not...Hold steadfast to your inner knowing that all strife will soon dissipate
under the magnificent light of new creation. The world around you will continue
to crumble in many divine ways but you, benevolent ones, will remain securely
fastened to the foundation of new earth should you choose to see life through
the eyes of divinity. Be at peace knowing that you are fully protected and
supported through this and every change. All that is love is of divine order
and all that is in divine order would be impossible to destroy. Eventually, all
arrive at truth. All this you already deeply know. We are the Sirian High
Council applauding your endurance in the face of adversity and already
celebrating your success. Stay centred in your knowing despite all external
appearances. In the blink of an eye, a new day dawns!”- The Sirian High Council
(channelled through Lauren C. Gorgo, ‘The Merging of Soul Partnerships,’ 12 May
Card #9: ’Trust in the
Divine Plan, bless it and bless the Divine Order inherent in every person and

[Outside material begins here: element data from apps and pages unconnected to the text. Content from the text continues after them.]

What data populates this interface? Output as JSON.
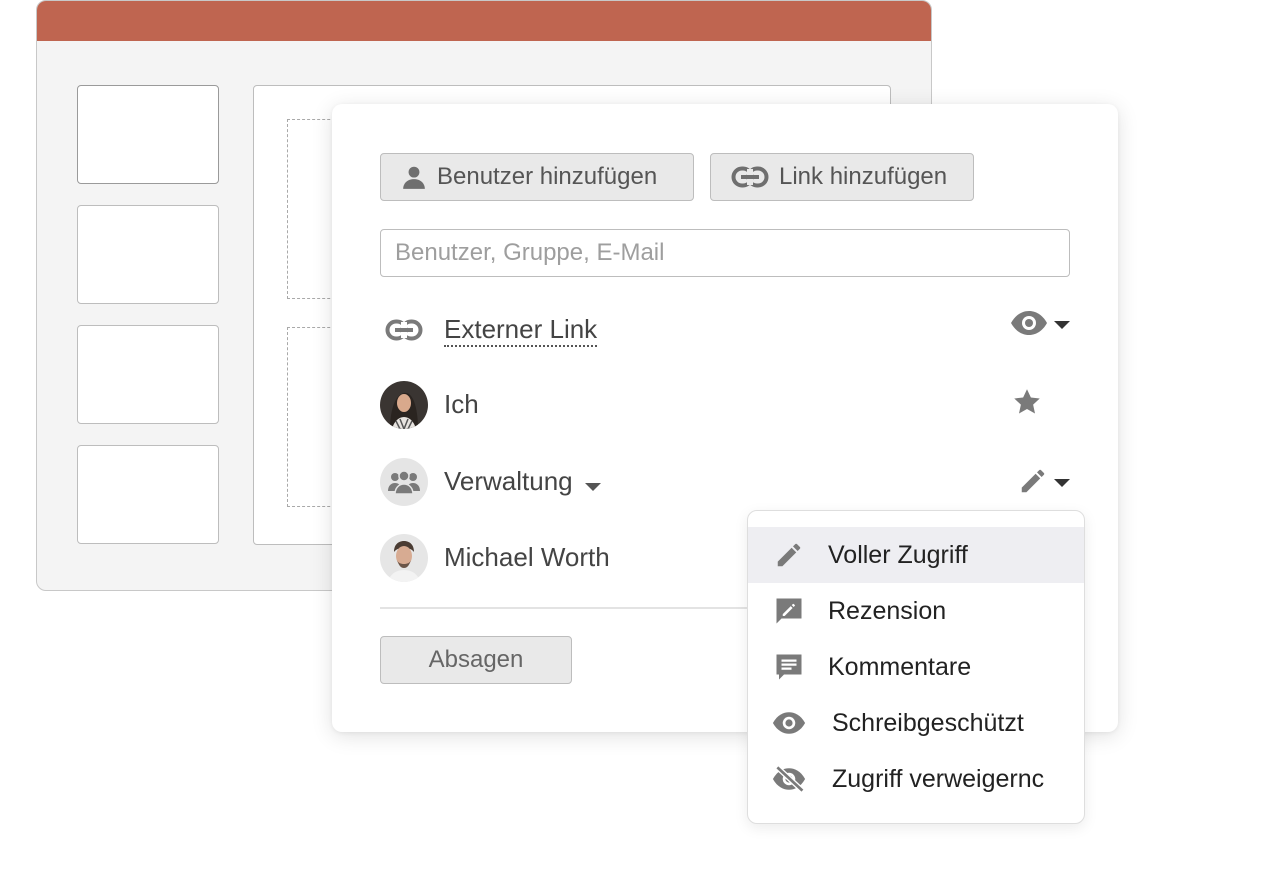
{
  "toolbar": {
    "add_user_label": "Benutzer hinzufügen",
    "add_link_label": "Link hinzufügen"
  },
  "search": {
    "placeholder": "Benutzer, Gruppe, E-Mail"
  },
  "share_list": [
    {
      "name": "Externer Link",
      "type": "link",
      "permission_icon": "eye-icon",
      "has_dropdown": true
    },
    {
      "name": "Ich",
      "type": "user",
      "permission_icon": "star-icon",
      "has_dropdown": false
    },
    {
      "name": "Verwaltung",
      "type": "group",
      "permission_icon": "pencil-icon",
      "has_dropdown": true
    },
    {
      "name": "Michael Worth",
      "type": "user"
    }
  ],
  "footer": {
    "cancel_label": "Absagen"
  },
  "permission_menu": {
    "items": [
      {
        "label": "Voller Zugriff",
        "icon": "pencil-icon",
        "selected": true
      },
      {
        "label": "Rezension",
        "icon": "review-icon",
        "selected": false
      },
      {
        "label": "Kommentare",
        "icon": "comment-icon",
        "selected": false
      },
      {
        "label": "Schreibgeschützt",
        "icon": "eye-icon",
        "selected": false
      },
      {
        "label": "Zugriff verweigernc",
        "icon": "eye-off-icon",
        "selected": false
      }
    ]
  },
  "colors": {
    "titlebar": "#bf6550",
    "icon_gray": "#7a7a7a",
    "selected_bg": "#eeeef2"
  }
}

you trust in the Divine Plan you are moving into the universal flow of good.
You are acknowledging that there is an underlying energy within all
things. This is the energy of God, and it is part of the Divine Plan for
all beings to live in harmony, love and abundance. You can trust this.
When you bless the Divine Order
inherent in every person and every situation, it increases the spiritual energy
flowing through whatever you are focused upon. Blessing brings more love
to the person or situation, which brings an immediate improvement.
Order exists as the underlying truth within all beings and all
situations. It is a powerful affirmation for life and can be used as a
mantra to remind you of the greater truth within all circumstances. This
means repeating the words ‘divine order’ to settle your mind, and to bring you
peace. When you don’t know what to do, claim ‘divine order’ and your mind
will align with this powerful reality. Divine Order is being in perfect
alignment with God on every level of your being. Remembering Divine Order, and
proclaiming it, assists the energy around you to fall into perfect alignment.
These very simple steps of trusting,
blessing and remembering can bring you peace of mind in upsetting
situations. The more often you remember, the stronger you
become. Your inner sense of peace will become unshakable because you have
aligned yourself with the ultimate truth at all times. Remember your
message from the Angels today.
“Trust in the Divine Plan, bless it and bless the Divine Order inherent in every person and every situation.’”
hurt others will also hurt themselves.” - Natsuki Takaya.
right of course, I have learned that reaction just keeps us stuck in a limited
ego identity like animals whereas our true being is light and love and dwells
within and beyond the heart and that is the path to inner happiness whereas
reaction pulls us out into the outer world which is a holographic illusion and
keeps us stuck in the Matrix as-it-were. And I guess maybe I have had enough
suffering and want out if I can accomplish such a feat. Worth a try anyway! Haha.
Of course I have been fortunate enough to have had some encouragement from
spiritual sources beyond this plane of consciousness we call the world. If that
makes sense! But then I'm older and one has to grow wiser sooner or later
(although many don't!).” – Antraeus de Herschia (from a message to a friend, 15
“Learn what is to be taken seriously
and laugh at the rest.” - Goethe in Steppenwolf
by Hermann Hesse (1927).